Jesse Hathaway, Managing Editor/Budget & Tax News, The Heartland Institute, cell: 614.769.7828

The Heartland Institute’s mission is to discover, develop, and promote free-market solutions to social and economic problems, and we are very excited to be able to work with the American Civil Liberties Union today.

In Nebraska’s civil forfeiture process, property owners are presumed guilty and their property seized, before being charged with a crime, unless they contest the forfeiture, proving they were not aware their property was being used illegally. Unless an owner actively works to recover his or her property, spending more assets to retrieve their assets, it will be lost forever to the government, through no fault of their own.

The current system, although well-intentioned, is demonstrably broken, and Nebraskans’ rights to private property and due process are being violated. By working together, this diverse coalition will protect the citizens of this state, and make the system fairer and more equitable for all.

Lee McGrath, Legislative Council, Institute for Justice,

The Institute for Justice is the National Law Firm for Liberty.  IJ works to limit the size and scope of government power and to ensure that all Americans have the right to control their own destinies as free and responsible members of society. 

Since 1991, IJ has come to the aid of individuals who want to do the simple things every American has the right to do—including own property, start and grow a business, speak freely about commerce or politics, and provide their children with a good education—but can’t because they find the government in their way.


No Nebraskan acquitted of a crime in criminal court should lose his property through forfeiture in civil court.
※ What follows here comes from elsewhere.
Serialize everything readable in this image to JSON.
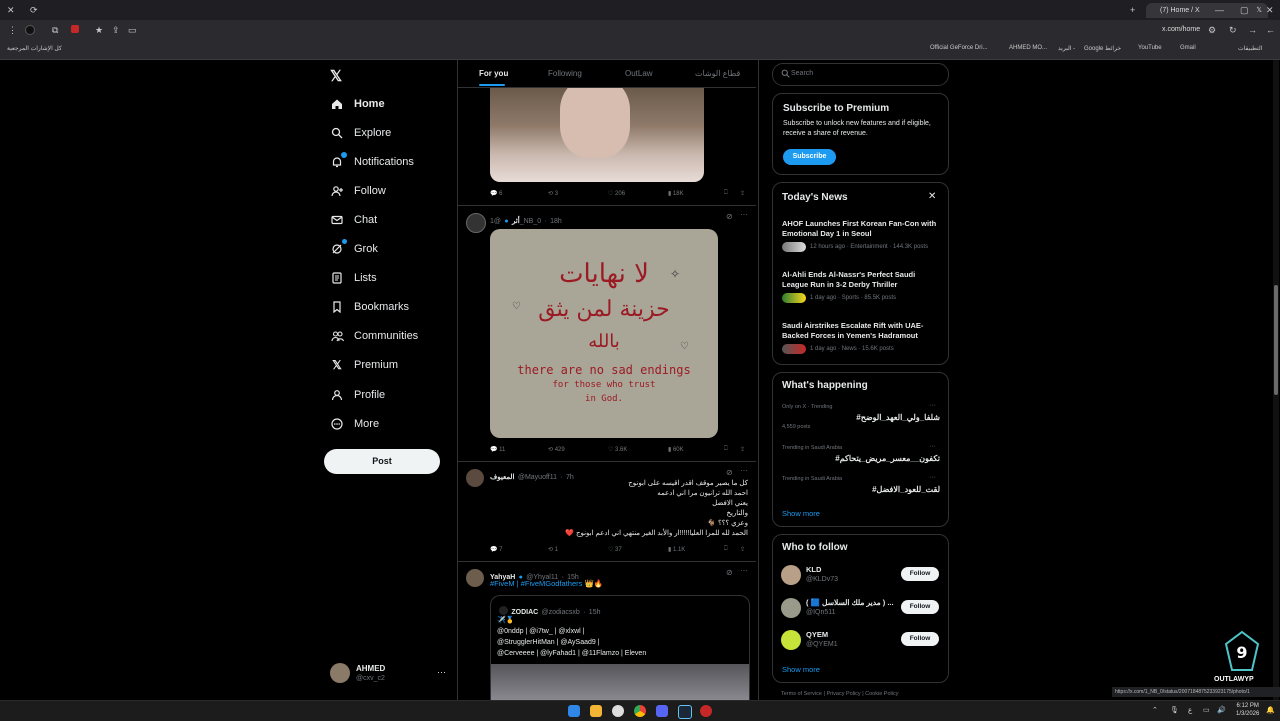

That can happen under the current forfeiture law used by law enforcement across the state. State legislators should seize the moment to change the state's forfeiture laws and better secure the property and due process rights of all Nebraskans."